Olynyk got off to an excruciatingly slow start this season, but in five games in December he's averaging 18.2 points on an 65.1 eFG% in just 24.1 minutes per game. It's a small sample, but the Celtics appear to be feeding him the ball. When Olynyk has attempted over 10 shots this season, the Celtics are 7-1, and it might not be a coincidence.
"Once he gets going, he's hard to stop," Turner said of Olynyk's performance. "He was great for us. He made some big plays and big shots. He played tough. He's been playing great the past month and it's great for his career. But it's even better for us to have a 7-footer wandering around doing what he can do."
Turner is right: there aren't many 7-footers that can do what Olynyk does. Of all qualifying 7-footers, Olynyk ranks second in the NBA in 3-point attempts (72) and percentage (37.5%), behind his idol, Dirk Nowitzki.
And when Kelly's shot is falling, his "pump and go" is lethal. After growing up playing point guard, Olynyk is able to put the ball on the floor and get to the rim, draw fouls, or create for his teammates. As displayed against the Warriors, Olynyk can score off-ball, via cuts and transition, or in the half court off screens, spot ups, and the pick-and-pop.
But these performances don't come as frequently as they should. It could be due to Olynyk's psyche, similar to Jeff Green who'd score 30 points one game, and then fewer than 10 over the next couple.
But Green was incessantly enabled with the Celtics. Olynyk isn't; so what if it's simply a matter of forcing Olynyk to be a primary scorer like he was against the Warriors? Call more plays designed to get him the ball -- off-ball screens, after-timeouts, and pick-and-pops -- or simply facilitate the ball his way through the motion offense.

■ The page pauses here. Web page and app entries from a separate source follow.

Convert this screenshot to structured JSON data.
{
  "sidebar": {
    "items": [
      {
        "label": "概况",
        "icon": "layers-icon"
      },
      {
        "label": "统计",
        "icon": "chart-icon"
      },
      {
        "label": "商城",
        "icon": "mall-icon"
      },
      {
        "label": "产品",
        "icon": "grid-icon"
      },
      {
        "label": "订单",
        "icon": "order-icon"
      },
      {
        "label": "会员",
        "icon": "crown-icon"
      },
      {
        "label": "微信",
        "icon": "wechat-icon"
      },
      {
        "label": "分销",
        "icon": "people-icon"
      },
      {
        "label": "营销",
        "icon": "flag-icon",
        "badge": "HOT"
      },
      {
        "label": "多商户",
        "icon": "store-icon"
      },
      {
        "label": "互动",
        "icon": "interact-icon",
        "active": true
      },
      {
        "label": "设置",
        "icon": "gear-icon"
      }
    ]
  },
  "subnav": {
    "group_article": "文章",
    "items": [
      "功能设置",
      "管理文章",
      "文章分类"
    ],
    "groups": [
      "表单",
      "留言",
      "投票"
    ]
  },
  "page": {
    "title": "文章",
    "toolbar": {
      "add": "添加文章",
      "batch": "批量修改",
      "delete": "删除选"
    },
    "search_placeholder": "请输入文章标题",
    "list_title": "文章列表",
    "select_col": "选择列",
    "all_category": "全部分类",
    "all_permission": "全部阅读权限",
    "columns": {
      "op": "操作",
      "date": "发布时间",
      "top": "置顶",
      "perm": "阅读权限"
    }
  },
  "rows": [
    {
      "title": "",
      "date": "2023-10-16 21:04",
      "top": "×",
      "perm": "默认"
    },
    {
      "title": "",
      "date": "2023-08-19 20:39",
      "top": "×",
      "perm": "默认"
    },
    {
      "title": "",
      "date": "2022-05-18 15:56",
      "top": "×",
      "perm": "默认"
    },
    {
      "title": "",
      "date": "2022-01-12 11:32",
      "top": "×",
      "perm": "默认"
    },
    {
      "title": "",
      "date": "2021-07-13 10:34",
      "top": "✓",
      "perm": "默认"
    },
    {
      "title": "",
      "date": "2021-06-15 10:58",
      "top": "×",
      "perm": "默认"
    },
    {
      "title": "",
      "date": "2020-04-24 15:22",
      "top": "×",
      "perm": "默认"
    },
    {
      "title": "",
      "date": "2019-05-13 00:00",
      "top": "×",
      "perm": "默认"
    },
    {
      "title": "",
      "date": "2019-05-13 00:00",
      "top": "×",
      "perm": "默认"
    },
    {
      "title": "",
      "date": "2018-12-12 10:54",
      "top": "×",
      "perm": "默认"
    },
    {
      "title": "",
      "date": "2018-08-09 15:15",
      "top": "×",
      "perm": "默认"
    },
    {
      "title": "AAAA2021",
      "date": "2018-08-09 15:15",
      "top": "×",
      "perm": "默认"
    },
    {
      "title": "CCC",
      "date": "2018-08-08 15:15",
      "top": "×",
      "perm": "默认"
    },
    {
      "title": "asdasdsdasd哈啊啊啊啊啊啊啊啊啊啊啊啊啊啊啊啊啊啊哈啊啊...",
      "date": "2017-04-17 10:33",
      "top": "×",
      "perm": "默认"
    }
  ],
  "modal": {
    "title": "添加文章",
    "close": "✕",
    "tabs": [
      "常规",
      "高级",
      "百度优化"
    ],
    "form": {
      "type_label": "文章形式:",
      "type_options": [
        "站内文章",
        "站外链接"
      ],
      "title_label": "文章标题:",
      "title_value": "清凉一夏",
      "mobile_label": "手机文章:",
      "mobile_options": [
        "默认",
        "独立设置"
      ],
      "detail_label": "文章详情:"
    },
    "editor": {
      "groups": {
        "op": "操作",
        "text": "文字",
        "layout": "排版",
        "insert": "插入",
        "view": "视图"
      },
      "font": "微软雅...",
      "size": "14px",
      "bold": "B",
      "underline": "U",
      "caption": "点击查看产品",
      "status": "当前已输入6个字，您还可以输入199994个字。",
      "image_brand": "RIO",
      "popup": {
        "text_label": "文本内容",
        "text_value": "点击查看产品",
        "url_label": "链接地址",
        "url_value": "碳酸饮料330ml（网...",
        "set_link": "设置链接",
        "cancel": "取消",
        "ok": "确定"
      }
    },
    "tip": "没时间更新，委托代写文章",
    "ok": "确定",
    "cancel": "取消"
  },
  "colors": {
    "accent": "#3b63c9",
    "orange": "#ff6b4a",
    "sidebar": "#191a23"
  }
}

Since last season, Olynyk shoots 26.1% when he attempts 5 or fewer shots, 41.2% between 6 and 9 attempts, and 54.3% when he attempts 10 or more.
Do Olynyk's percentages improve with more attempts because he starts off well, so he's given more shots?
Or does he take longer to warm up, and needs the ball more consistently to develop a flow within the game?
If it's the former, then maybe Olynyk is who many people think he is: a role player who occasionally explodes like he did against the Warriors.
But what if it's the latter? What if the key to unlocking Olynyk's potential is to force the ball his way and make him a scorer?
Maybe the Boston Celtics will find out this season by providing Kelly Olynyk the opportunity to prove himself with a heavier workload volume.